The environmental outlook for the future is mixed. In spite of economic and political changes, interest in and concern about the environment remains high. Air quality has improved in some areas in the developed world but has deteriorated in many developing countries, and problems of acid deposition, chlorofluorocarbons and ozone depletion, and heavy air pollution in Eastern Europe still seek solutions and concerted action. Until acid deposition is diminished, loss of aquatic life in northern lakes and streams will continue, and forest growth will be affected. Water pollution will remain a growing problem as increasing human populations put additional stress on the environment. Infiltration of toxic wastes into underground aquifers and intrusion of saline waters into coastal freshwater aquifers have not been stopped.
Depletion of aquifers in many parts of the world and growing demand for water will bring agricultural, industrial, and urban use of water into conflict. This shortage will force water-usage restrictions and will increase the cost of water consumption. Water could become the “energy crisis” of the early 2000s. Pollution of coastal and fresh water along with over-harvesting has so depleted fishery resources that five to ten years of little or no fishing will be required for stocks to recover. Without concerted efforts to save habitats and reduce poaching and the illegal worldwide wildlife trade, many wildlife species will become extinct. In spite of our knowledge of how to reduce soil erosion, it continues to be a worldwide problem, largely because too many agriculturalists and developers show little interest in controlling it. Finally, the destruction of wild lands, in both temperate and tropical regions, could result in massive extinctions of animal and plant life.

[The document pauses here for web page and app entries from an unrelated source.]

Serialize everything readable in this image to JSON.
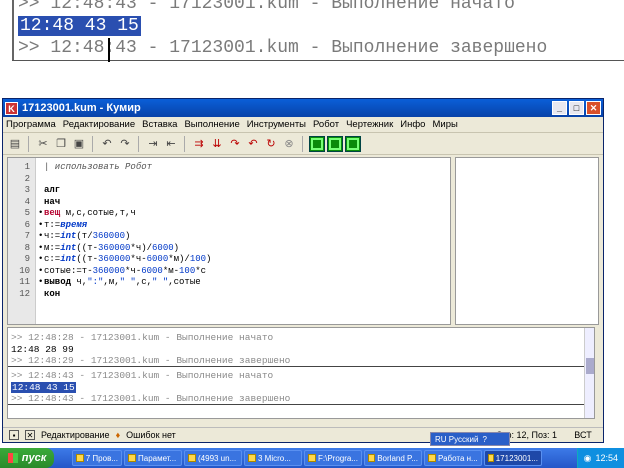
{
  "zoom": {
    "line1": ">> 12:48:43 - 17123001.kum - Выполнение начато",
    "line2": "12:48 43 15",
    "line3": ">> 12:48:43 - 17123001.kum - Выполнение завершено"
  },
  "window": {
    "title": "17123001.kum - Кумир",
    "app_icon": "K",
    "buttons": {
      "minimize": "_",
      "maximize": "□",
      "close": "✕"
    }
  },
  "menu": [
    "Программа",
    "Редактирование",
    "Вставка",
    "Выполнение",
    "Инструменты",
    "Робот",
    "Чертежник",
    "Инфо",
    "Миры"
  ],
  "toolbar_icons": [
    "save-icon",
    "cut-icon",
    "copy-icon",
    "paste-icon",
    "undo-icon",
    "redo-icon",
    "indent-icon",
    "outdent-icon",
    "run-icon",
    "step-icon",
    "step-into-icon",
    "step-out-icon",
    "step-over-icon",
    "stop-icon",
    "robot-window-icon",
    "drawer-window-icon",
    "grid-icon"
  ],
  "editor": {
    "lines": [
      {
        "num": "1",
        "parts": [
          {
            "t": "| использовать Робот",
            "c": "cm"
          }
        ]
      },
      {
        "num": "2",
        "parts": []
      },
      {
        "num": "3",
        "parts": [
          {
            "t": "алг",
            "c": "kw"
          }
        ]
      },
      {
        "num": "4",
        "parts": [
          {
            "t": "нач",
            "c": "kw"
          }
        ]
      },
      {
        "num": "5",
        "parts": [
          {
            "t": "вещ",
            "c": "kw2"
          },
          {
            "t": " м,с,сотые,т,ч",
            "c": ""
          }
        ]
      },
      {
        "num": "6",
        "parts": [
          {
            "t": "т:=",
            "c": ""
          },
          {
            "t": "время",
            "c": "fn"
          }
        ]
      },
      {
        "num": "7",
        "parts": [
          {
            "t": "ч:=",
            "c": ""
          },
          {
            "t": "int",
            "c": "fn"
          },
          {
            "t": "(т/",
            "c": ""
          },
          {
            "t": "360000",
            "c": "num2"
          },
          {
            "t": ")",
            "c": ""
          }
        ]
      },
      {
        "num": "8",
        "parts": [
          {
            "t": "м:=",
            "c": ""
          },
          {
            "t": "int",
            "c": "fn"
          },
          {
            "t": "((т-",
            "c": ""
          },
          {
            "t": "360000",
            "c": "num2"
          },
          {
            "t": "*ч)/",
            "c": ""
          },
          {
            "t": "6000",
            "c": "num2"
          },
          {
            "t": ")",
            "c": ""
          }
        ]
      },
      {
        "num": "9",
        "parts": [
          {
            "t": "с:=",
            "c": ""
          },
          {
            "t": "int",
            "c": "fn"
          },
          {
            "t": "((т-",
            "c": ""
          },
          {
            "t": "360000",
            "c": "num2"
          },
          {
            "t": "*ч-",
            "c": ""
          },
          {
            "t": "6000",
            "c": "num2"
          },
          {
            "t": "*м)/",
            "c": ""
          },
          {
            "t": "100",
            "c": "num2"
          },
          {
            "t": ")",
            "c": ""
          }
        ]
      },
      {
        "num": "10",
        "parts": [
          {
            "t": "сотые:=т-",
            "c": ""
          },
          {
            "t": "360000",
            "c": "num2"
          },
          {
            "t": "*ч-",
            "c": ""
          },
          {
            "t": "6000",
            "c": "num2"
          },
          {
            "t": "*м-",
            "c": ""
          },
          {
            "t": "100",
            "c": "num2"
          },
          {
            "t": "*с",
            "c": ""
          }
        ]
      },
      {
        "num": "11",
        "parts": [
          {
            "t": "вывод",
            "c": "kw"
          },
          {
            "t": " ч,",
            "c": ""
          },
          {
            "t": "\":\"",
            "c": "str"
          },
          {
            "t": ",м,",
            "c": ""
          },
          {
            "t": "\" \"",
            "c": "str"
          },
          {
            "t": ",с,",
            "c": ""
          },
          {
            "t": "\" \"",
            "c": "str"
          },
          {
            "t": ",сотые",
            "c": ""
          }
        ]
      },
      {
        "num": "12",
        "parts": [
          {
            "t": "кон",
            "c": "kw"
          }
        ]
      }
    ],
    "dotted_lines": [
      "5",
      "6",
      "7",
      "8",
      "9",
      "10",
      "11"
    ]
  },
  "output": {
    "lines": [
      {
        "text": ">> 12:48:28 - 17123001.kum - Выполнение начато",
        "style": "grey"
      },
      {
        "text": "12:48 28 99",
        "style": ""
      },
      {
        "text": ">> 12:48:29 - 17123001.kum - Выполнение завершено",
        "style": "grey"
      },
      {
        "text": ">> 12:48:43 - 17123001.kum - Выполнение начато",
        "style": "grey"
      },
      {
        "text": "12:48 43 15",
        "style": "sel"
      },
      {
        "text": ">> 12:48:43 - 17123001.kum - Выполнение завершено",
        "style": "grey"
      }
    ]
  },
  "status": {
    "mode_label": "Редактирование",
    "errors": "Ошибок нет",
    "position": "Стр: 12, Поз: 1",
    "insert_mode": "ВСТ"
  },
  "language_bar": {
    "label": "RU Русский",
    "help": "?"
  },
  "taskbar": {
    "start": "пуск",
    "tasks": [
      {
        "label": "7 Пров...",
        "active": false
      },
      {
        "label": "Парамет...",
        "active": false
      },
      {
        "label": "(4993 un...",
        "active": false
      },
      {
        "label": "3 Micro...",
        "active": false
      },
      {
        "label": "F:\\Progra...",
        "active": false
      },
      {
        "label": "Borland P...",
        "active": false
      },
      {
        "label": "Работа н...",
        "active": false
      },
      {
        "label": "17123001...",
        "active": true
      }
    ],
    "clock": "12:54"
  }
}
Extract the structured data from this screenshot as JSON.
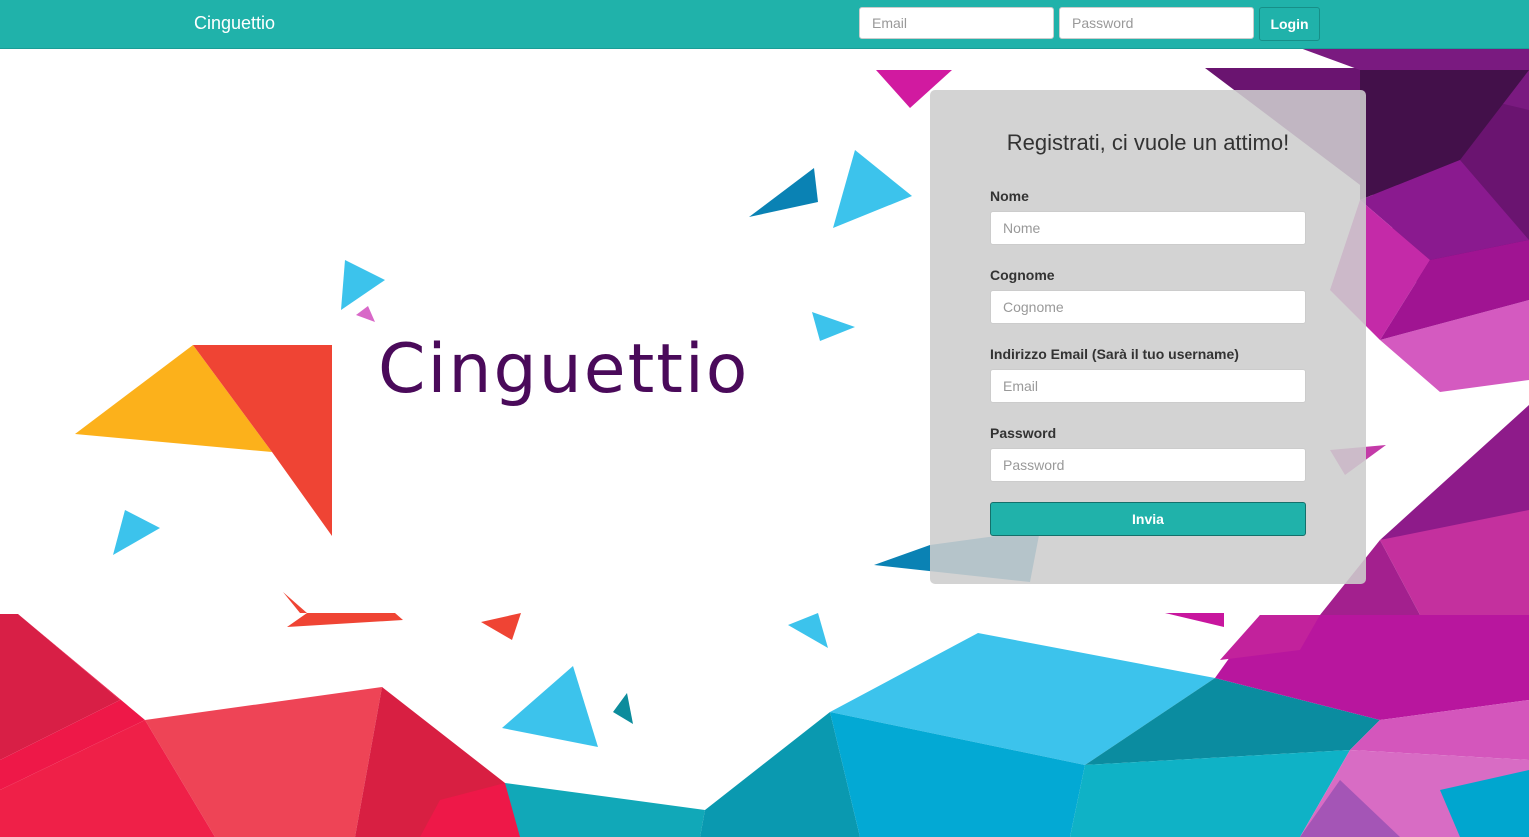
{
  "navbar": {
    "brand": "Cinguettio",
    "email_placeholder": "Email",
    "password_placeholder": "Password",
    "login_label": "Login"
  },
  "hero": {
    "title": "Cinguettio"
  },
  "signup": {
    "title": "Registrati, ci vuole un attimo!",
    "fields": [
      {
        "label": "Nome",
        "placeholder": "Nome"
      },
      {
        "label": "Cognome",
        "placeholder": "Cognome"
      },
      {
        "label": "Indirizzo Email (Sarà il tuo username)",
        "placeholder": "Email"
      },
      {
        "label": "Password",
        "placeholder": "Password"
      }
    ],
    "submit_label": "Invia"
  },
  "colors": {
    "navbar": "#20b2aa",
    "accent": "#20b2aa",
    "hero_title": "#4a0a5a",
    "panel": "#cdcdcd"
  }
}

To reduce environmental degradation and for humanity to save its habitat, societies must recognize that the environment is finite. Environmentalists believe that, as populations and their demands increase, the idea of continuous growth must give way to a more rational use, sustainable exploitation, of the environment, but that this can be accomplished only by a dramatic change in the attitude of the human species. The human attack on the environment has been compared to the dramatic upheavals of the Earth in the geological past; whatever a society’s attitude may be towards continuous growth, humanity should recognize that this attack threatens human survival.